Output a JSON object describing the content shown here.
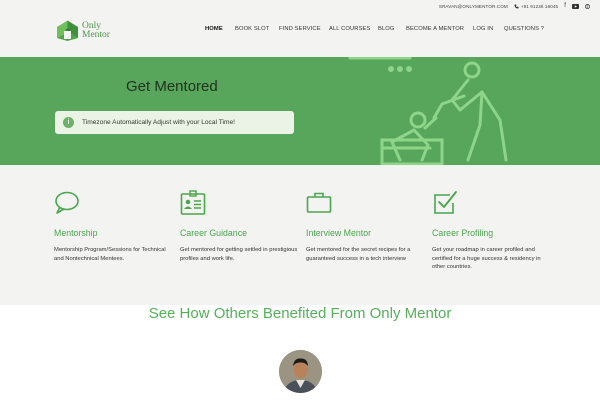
{
  "header": {
    "email": "SRAVAN@ONLYMENTOR.COM",
    "phone": "+91 91236 16045",
    "social_icons": [
      "facebook-icon",
      "youtube-icon",
      "skype-icon"
    ],
    "logo": {
      "line1": "Only",
      "line2": "Mentor"
    },
    "nav": [
      "HOME",
      "BOOK SLOT",
      "FIND SERVICE",
      "ALL COURSES",
      "BLOG",
      "BECOME A MENTOR",
      "LOG IN",
      "QUESTIONS ?"
    ],
    "active_nav": "HOME"
  },
  "hero": {
    "title": "Get Mentored",
    "notice": "Timezone Automatically Adjust with your Local Time!",
    "notice_icon": "info-icon",
    "background_color": "#58a55c"
  },
  "features": [
    {
      "icon": "speech-bubble-icon",
      "title": "Mentorship",
      "desc": "Mentorship Program/Sessions for Technical and Nontechnical Mentees."
    },
    {
      "icon": "id-badge-icon",
      "title": "Career Guidance",
      "desc": "Get mentored for getting settled in prestigious profiles and work life."
    },
    {
      "icon": "briefcase-icon",
      "title": "Interview Mentor",
      "desc": "Get mentored for the secret recipes for a guaranteed success in a tech interview"
    },
    {
      "icon": "checkbox-icon",
      "title": "Career Profiling",
      "desc": "Get your roadmap in career profiled and certified for a huge success & residency in other countries."
    }
  ],
  "testimonials": {
    "heading": "See How Others Benefited From Only Mentor"
  },
  "colors": {
    "accent": "#4aa74e",
    "hero": "#58a55c",
    "section_bg": "#f3f3f1"
  }
}
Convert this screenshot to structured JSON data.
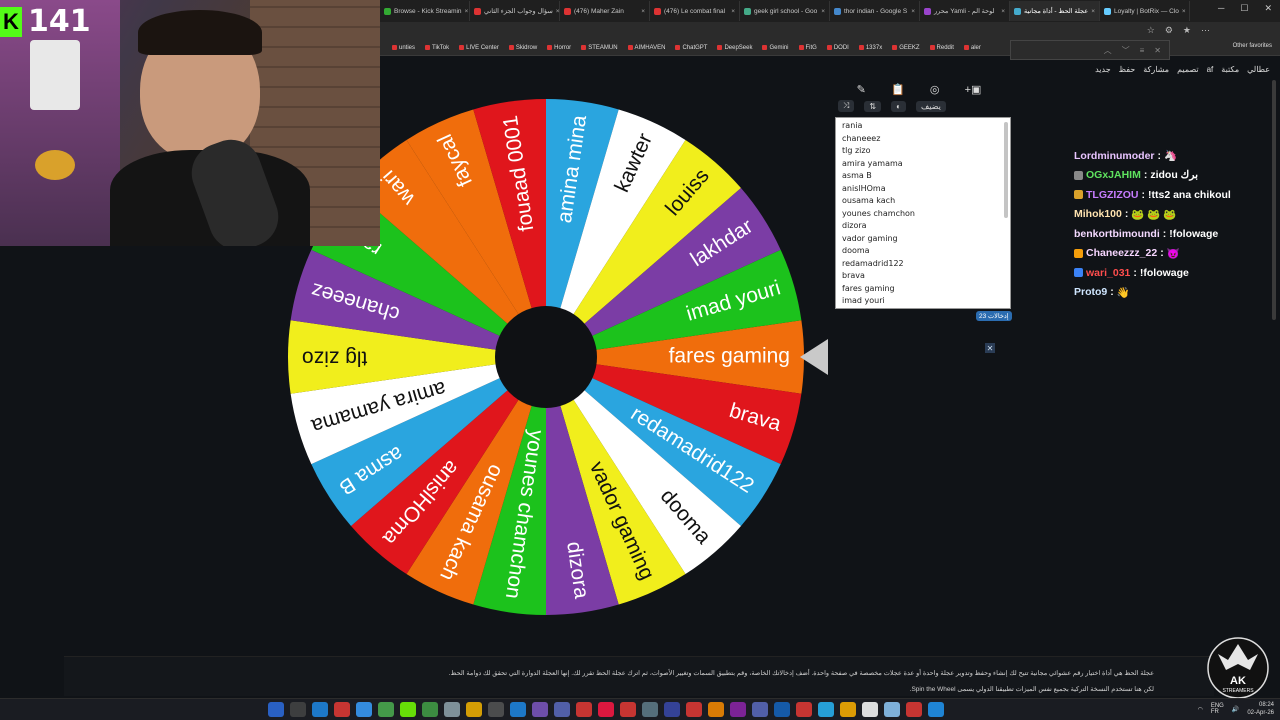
{
  "stream": {
    "viewer_count": "141",
    "kick_logo": "K"
  },
  "browser": {
    "tabs": [
      {
        "title": "Browse - Kick Streamin",
        "active": false
      },
      {
        "title": "سؤال وجواب الجزء الثاني",
        "active": false
      },
      {
        "title": "(476) Maher Zain",
        "active": false
      },
      {
        "title": "(476) Le combat final",
        "active": false
      },
      {
        "title": "geek girl school - Goo",
        "active": false
      },
      {
        "title": "thor indian - Google S",
        "active": false
      },
      {
        "title": "محرر Yamli - لوحة الم",
        "active": false
      },
      {
        "title": "عجلة الحظ - أداة مجانية",
        "active": true
      },
      {
        "title": "Loyalty | BotRix — Clo",
        "active": false
      }
    ],
    "bookmarks": [
      "unties",
      "TikTok",
      "LIVE Center",
      "Skidrow",
      "Horror",
      "STEAMUN",
      "AIMHAVEN",
      "ChatGPT",
      "DeepSeek",
      "Gemini",
      "FitG",
      "DODI",
      "1337x",
      "GEEKZ",
      "Reddit",
      "aler"
    ],
    "other_favorites": "Other favorites"
  },
  "site_nav": {
    "items": [
      "عطالي",
      "مكتبة",
      "af",
      "تصميم",
      "مشاركة",
      "حفظ",
      "جديد"
    ]
  },
  "wheel": {
    "segments": [
      {
        "label": "fares gaming",
        "color": "#f06d0c"
      },
      {
        "label": "brava",
        "color": "#e0161c"
      },
      {
        "label": "redamadrid122",
        "color": "#2aa5df"
      },
      {
        "label": "dooma",
        "color": "#ffffff"
      },
      {
        "label": "vador gaming",
        "color": "#f1ee1c"
      },
      {
        "label": "dizora",
        "color": "#7b3da5"
      },
      {
        "label": "younes chamchon",
        "color": "#1cc21c"
      },
      {
        "label": "ousama kach",
        "color": "#f06d0c"
      },
      {
        "label": "anislHOma",
        "color": "#e0161c"
      },
      {
        "label": "asma B",
        "color": "#2aa5df"
      },
      {
        "label": "amira yamama",
        "color": "#ffffff"
      },
      {
        "label": "tlg zizo",
        "color": "#f1ee1c"
      },
      {
        "label": "chaneeez",
        "color": "#7b3da5"
      },
      {
        "label": "rania",
        "color": "#1cc21c"
      },
      {
        "label": "wari",
        "color": "#f06d0c"
      },
      {
        "label": "faycal",
        "color": "#f06d0c"
      },
      {
        "label": "fouaad 0001",
        "color": "#e0161c"
      },
      {
        "label": "amina mina",
        "color": "#2aa5df"
      },
      {
        "label": "kawter",
        "color": "#ffffff"
      },
      {
        "label": "louiss",
        "color": "#f1ee1c"
      },
      {
        "label": "lakhdar",
        "color": "#7b3da5"
      },
      {
        "label": "imad youri",
        "color": "#1cc21c"
      }
    ]
  },
  "editor": {
    "add_label": "يضيف",
    "names": [
      "rania",
      "chaneeez",
      "tlg zizo",
      "amira yamama",
      "asma B",
      "anislHOma",
      "ousama kach",
      "younes chamchon",
      "dizora",
      "vador gaming",
      "dooma",
      "redamadrid122",
      "brava",
      "fares gaming",
      "imad youri"
    ],
    "entry_count": "23 إدخالات"
  },
  "chat": {
    "messages": [
      {
        "user": "Lordminumoder",
        "color": "#e8c4ff",
        "text": "🦄"
      },
      {
        "user": "OGxJAHIM",
        "color": "#5fe35f",
        "text": "zidou برك"
      },
      {
        "user": "TLGZIZOU",
        "color": "#c77dff",
        "text": "!tts2 ana chikoul"
      },
      {
        "user": "Mihok100",
        "color": "#ffe3b0",
        "text": "🐸 🐸 🐸"
      },
      {
        "user": "benkortbimoundi",
        "color": "#f4d9ff",
        "text": "!folowage"
      },
      {
        "user": "Chaneezzz_22",
        "color": "#f7d6ff",
        "text": "😈"
      },
      {
        "user": "wari_031",
        "color": "#ff4d4d",
        "text": "!folowage"
      },
      {
        "user": "Proto9",
        "color": "#cfe6ff",
        "text": "👋"
      }
    ]
  },
  "description": {
    "line1": "عجلة الحظ هي أداة اختيار رقم عشوائي مجانية تتيح لك إنشاء وحفظ وتدوير عجلة واحدة أو عدة عجلات مخصصة في صفحة واحدة. أضف إدخالاتك الخاصة، وقم بتطبيق السمات وتغيير الأصوات، ثم اترك عجلة الحظ تقرر لك. إنها العجلة الدوارة التي تحقق لك دوامة الحظ.",
    "line2": "لكن هنا تستخدم النسخة التركية بجميع نفس الميزات تطبيقنا الدولي يسمى Spin the Wheel."
  },
  "branding": {
    "logo_line1": "AK",
    "logo_line2": "STREAMERS"
  },
  "taskbar": {
    "lang": "ENG",
    "region": "FR",
    "time": "08:24",
    "date": "02-Apr-26"
  }
}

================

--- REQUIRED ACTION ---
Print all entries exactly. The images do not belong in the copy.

--- RESPONSE ---
Output a JSON object describing the content shown here.
{
  "header": {
    "email": "SRAVAN@ONLYMENTOR.COM",
    "phone": "+91 91236 16045",
    "social_icons": [
      "facebook-icon",
      "youtube-icon",
      "skype-icon"
    ],
    "logo": {
      "line1": "Only",
      "line2": "Mentor"
    },
    "nav": [
      "HOME",
      "BOOK SLOT",
      "FIND SERVICE",
      "ALL COURSES",
      "BLOG",
      "BECOME A MENTOR",
      "LOG IN",
      "QUESTIONS ?"
    ],
    "active_nav": "HOME"
  },
  "hero": {
    "title": "Get Mentored",
    "notice": "Timezone Automatically Adjust with your Local Time!",
    "notice_icon": "info-icon",
    "background_color": "#58a55c"
  },
  "features": [
    {
      "icon": "speech-bubble-icon",
      "title": "Mentorship",
      "desc": "Mentorship Program/Sessions for Technical and Nontechnical Mentees."
    },
    {
      "icon": "id-badge-icon",
      "title": "Career Guidance",
      "desc": "Get mentored for getting settled in prestigious profiles and work life."
    },
    {
      "icon": "briefcase-icon",
      "title": "Interview Mentor",
      "desc": "Get mentored for the secret recipes for a guaranteed success in a tech interview"
    },
    {
      "icon": "checkbox-icon",
      "title": "Career Profiling",
      "desc": "Get your roadmap in career profiled and certified for a huge success & residency in other countries."
    }
  ],
  "testimonials": {
    "heading": "See How Others Benefited From Only Mentor"
  },
  "colors": {
    "accent": "#4aa74e",
    "hero": "#58a55c",
    "section_bg": "#f3f3f1"
  }
}
Convert this screenshot to structured JSON data.
{
  "stream": {
    "viewer_count": "141",
    "kick_logo": "K"
  },
  "browser": {
    "tabs": [
      {
        "title": "Browse - Kick Streamin",
        "active": false
      },
      {
        "title": "سؤال وجواب الجزء الثاني",
        "active": false
      },
      {
        "title": "(476) Maher Zain",
        "active": false
      },
      {
        "title": "(476) Le combat final",
        "active": false
      },
      {
        "title": "geek girl school - Goo",
        "active": false
      },
      {
        "title": "thor indian - Google S",
        "active": false
      },
      {
        "title": "محرر Yamli - لوحة الم",
        "active": false
      },
      {
        "title": "عجلة الحظ - أداة مجانية",
        "active": true
      },
      {
        "title": "Loyalty | BotRix — Clo",
        "active": false
      }
    ],
    "bookmarks": [
      "unties",
      "TikTok",
      "LIVE Center",
      "Skidrow",
      "Horror",
      "STEAMUN",
      "AIMHAVEN",
      "ChatGPT",
      "DeepSeek",
      "Gemini",
      "FitG",
      "DODI",
      "1337x",
      "GEEKZ",
      "Reddit",
      "aler"
    ],
    "other_favorites": "Other favorites"
  },
  "site_nav": {
    "items": [
      "عطالي",
      "مكتبة",
      "af",
      "تصميم",
      "مشاركة",
      "حفظ",
      "جديد"
    ]
  },
  "wheel": {
    "segments": [
      {
        "label": "fares gaming",
        "color": "#f06d0c"
      },
      {
        "label": "brava",
        "color": "#e0161c"
      },
      {
        "label": "redamadrid122",
        "color": "#2aa5df"
      },
      {
        "label": "dooma",
        "color": "#ffffff"
      },
      {
        "label": "vador gaming",
        "color": "#f1ee1c"
      },
      {
        "label": "dizora",
        "color": "#7b3da5"
      },
      {
        "label": "younes chamchon",
        "color": "#1cc21c"
      },
      {
        "label": "ousama kach",
        "color": "#f06d0c"
      },
      {
        "label": "anislHOma",
        "color": "#e0161c"
      },
      {
        "label": "asma B",
        "color": "#2aa5df"
      },
      {
        "label": "amira yamama",
        "color": "#ffffff"
      },
      {
        "label": "tlg zizo",
        "color": "#f1ee1c"
      },
      {
        "label": "chaneeez",
        "color": "#7b3da5"
      },
      {
        "label": "rania",
        "color": "#1cc21c"
      },
      {
        "label": "wari",
        "color": "#f06d0c"
      },
      {
        "label": "faycal",
        "color": "#f06d0c"
      },
      {
        "label": "fouaad 0001",
        "color": "#e0161c"
      },
      {
        "label": "amina mina",
        "color": "#2aa5df"
      },
      {
        "label": "kawter",
        "color": "#ffffff"
      },
      {
        "label": "louiss",
        "color": "#f1ee1c"
      },
      {
        "label": "lakhdar",
        "color": "#7b3da5"
      },
      {
        "label": "imad youri",
        "color": "#1cc21c"
      }
    ]
  },
  "editor": {
    "add_label": "يضيف",
    "names": [
      "rania",
      "chaneeez",
      "tlg zizo",
      "amira yamama",
      "asma B",
      "anislHOma",
      "ousama kach",
      "younes chamchon",
      "dizora",
      "vador gaming",
      "dooma",
      "redamadrid122",
      "brava",
      "fares gaming",
      "imad youri"
    ],
    "entry_count": "23 إدخالات"
  },
  "chat": {
    "messages": [
      {
        "user": "Lordminumoder",
        "color": "#e8c4ff",
        "text": "🦄"
      },
      {
        "user": "OGxJAHIM",
        "color": "#5fe35f",
        "text": "zidou برك"
      },
      {
        "user": "TLGZIZOU",
        "color": "#c77dff",
        "text": "!tts2 ana chikoul"
      },
      {
        "user": "Mihok100",
        "color": "#ffe3b0",
        "text": "🐸 🐸 🐸"
      },
      {
        "user": "benkortbimoundi",
        "color": "#f4d9ff",
        "text": "!folowage"
      },
      {
        "user": "Chaneezzz_22",
        "color": "#f7d6ff",
        "text": "😈"
      },
      {
        "user": "wari_031",
        "color": "#ff4d4d",
        "text": "!folowage"
      },
      {
        "user": "Proto9",
        "color": "#cfe6ff",
        "text": "👋"
      }
    ]
  },
  "description": {
    "line1": "عجلة الحظ هي أداة اختيار رقم عشوائي مجانية تتيح لك إنشاء وحفظ وتدوير عجلة واحدة أو عدة عجلات مخصصة في صفحة واحدة. أضف إدخالاتك الخاصة، وقم بتطبيق السمات وتغيير الأصوات، ثم اترك عجلة الحظ تقرر لك. إنها العجلة الدوارة التي تحقق لك دوامة الحظ.",
    "line2": "لكن هنا تستخدم النسخة التركية بجميع نفس الميزات تطبيقنا الدولي يسمى Spin the Wheel."
  },
  "branding": {
    "logo_line1": "AK",
    "logo_line2": "STREAMERS"
  },
  "taskbar": {
    "lang": "ENG",
    "region": "FR",
    "time": "08:24",
    "date": "02-Apr-26"
  }
}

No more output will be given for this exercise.